Holy Cross Today

House of worship, prayer and meeting

Holy Cross's recent history has been one of strengthening and rebuilding our long established foundations while simultaneously broadening our perspectives to remain resilient to the ever-changing social and economic issues impacting our world and community. As a result, parish needs and resources have introduced changes to both our buildings and our ministries.

Our Facilities

In 1982, the former vicars’ house was demolished and a modern parish hall erected, which today includes meeting space for large and small groups from the parish and community, classrooms, fully licensed food service and recreation.
Our parish hallOur parish hallHoly Cross considers this building one of its major assets in ministry to the North East area and is eager to share it with service or fellowship organisations which need space for their activities. 

The parish has spent the past 5 years repairing and rebuilding much of the outside and inside of the church and parish hall.
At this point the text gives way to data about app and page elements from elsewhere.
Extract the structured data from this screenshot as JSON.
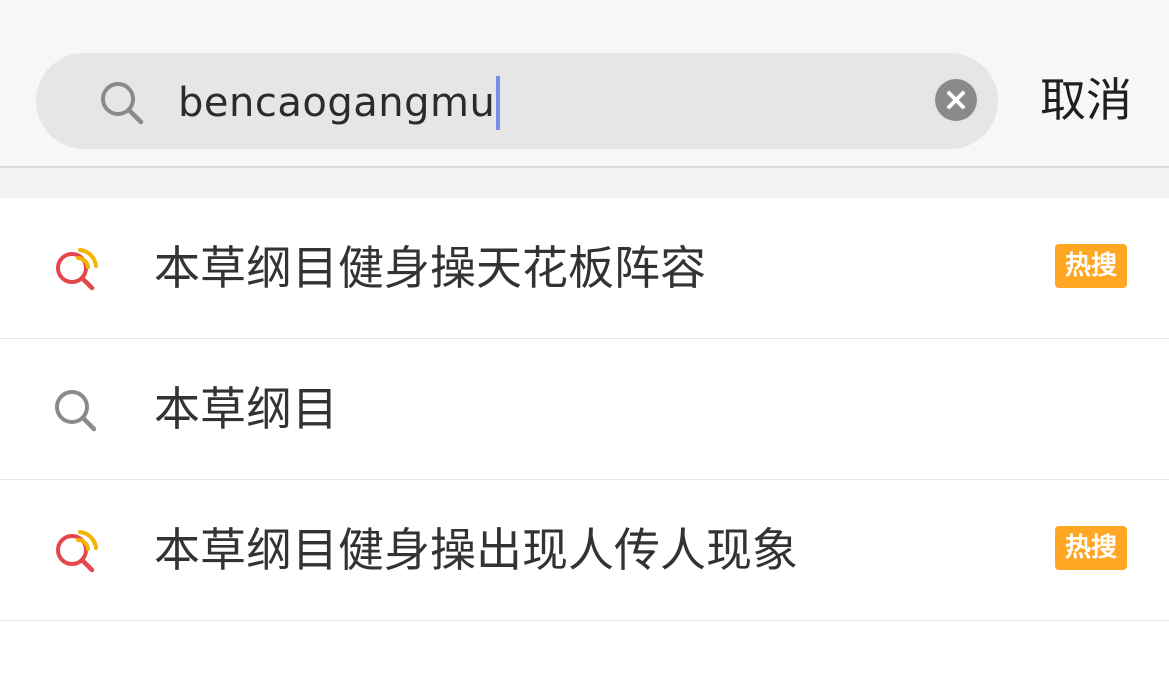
{
  "search": {
    "query": "bencaogangmu",
    "cancel_label": "取消"
  },
  "suggestions": [
    {
      "text": "本草纲目健身操天花板阵容",
      "icon": "hot-search-icon",
      "badge": "热搜"
    },
    {
      "text": "本草纲目",
      "icon": "search-icon",
      "badge": ""
    },
    {
      "text": "本草纲目健身操出现人传人现象",
      "icon": "hot-search-icon",
      "badge": "热搜"
    }
  ],
  "colors": {
    "badge_bg": "#ffa623",
    "hot_icon_red": "#e2474c",
    "hot_icon_yellow": "#f4b400",
    "caret": "#7a8ee8"
  }
}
These renovations include a new roof, kitchen appliances, carpeting/flooring, paint and wallpaper, insulation, lighting, woodwork.

Alcoholics Anonymous, the AARP, Relay for Life and similar groups have used our facilities, and they are always on offer. Our church is also available to members of other Christian denominations as a site for weddings.
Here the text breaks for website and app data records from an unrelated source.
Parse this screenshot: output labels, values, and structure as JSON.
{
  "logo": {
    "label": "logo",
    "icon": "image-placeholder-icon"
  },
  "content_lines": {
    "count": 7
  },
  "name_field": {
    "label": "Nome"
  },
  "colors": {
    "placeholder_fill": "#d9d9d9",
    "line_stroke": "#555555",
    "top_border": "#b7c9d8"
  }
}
For more information about Holy Cross facility usage or policies, please contact us or call our offices at: 814-725-4679.

Ourselves

While the renovation of our buildings has been significant for us, far more significant has been the re-making of our parish’s self-understanding, modes of operation and expectations, which is the only thing that made the building projects possible.

In the reorganization made After worship social gatheringAfter worship social gatheringnecessary by a series of resignations, our Bishop’s Committee adopted an entirely new way of doing business: we begin each meeting with prayer and study, and all the practical affairs of the congregation are discussed in that context. No votes are taken: we operate entirely by consensus. When we seek new members, our first question is never ‘Whom can we get to do this job?’ Rather we ask potential candidates, ‘Do you feel called to this ministry?’

Today our ‘style’ is informal, eclectic, down-to-earth, come-as-you-are. We cherish the Book of Common Prayer as it shapes and orders our worship; we have no objection whatever to people who like to dress up for worship – and there are several of us who do – but our first commitment is to (as our mission statement says) ‘welcome all in God’s love’, and that’s what we do. It is a telling commentary on our efforts that nearly everyone who comes to us once in search of a church-home comes back again and eventually becomes a member.

You are warmly invited to come, join us for worship, and experience our way of proclaiming Christ’s gospel – in our hospitality to strangers, care for our own and service to God’s world.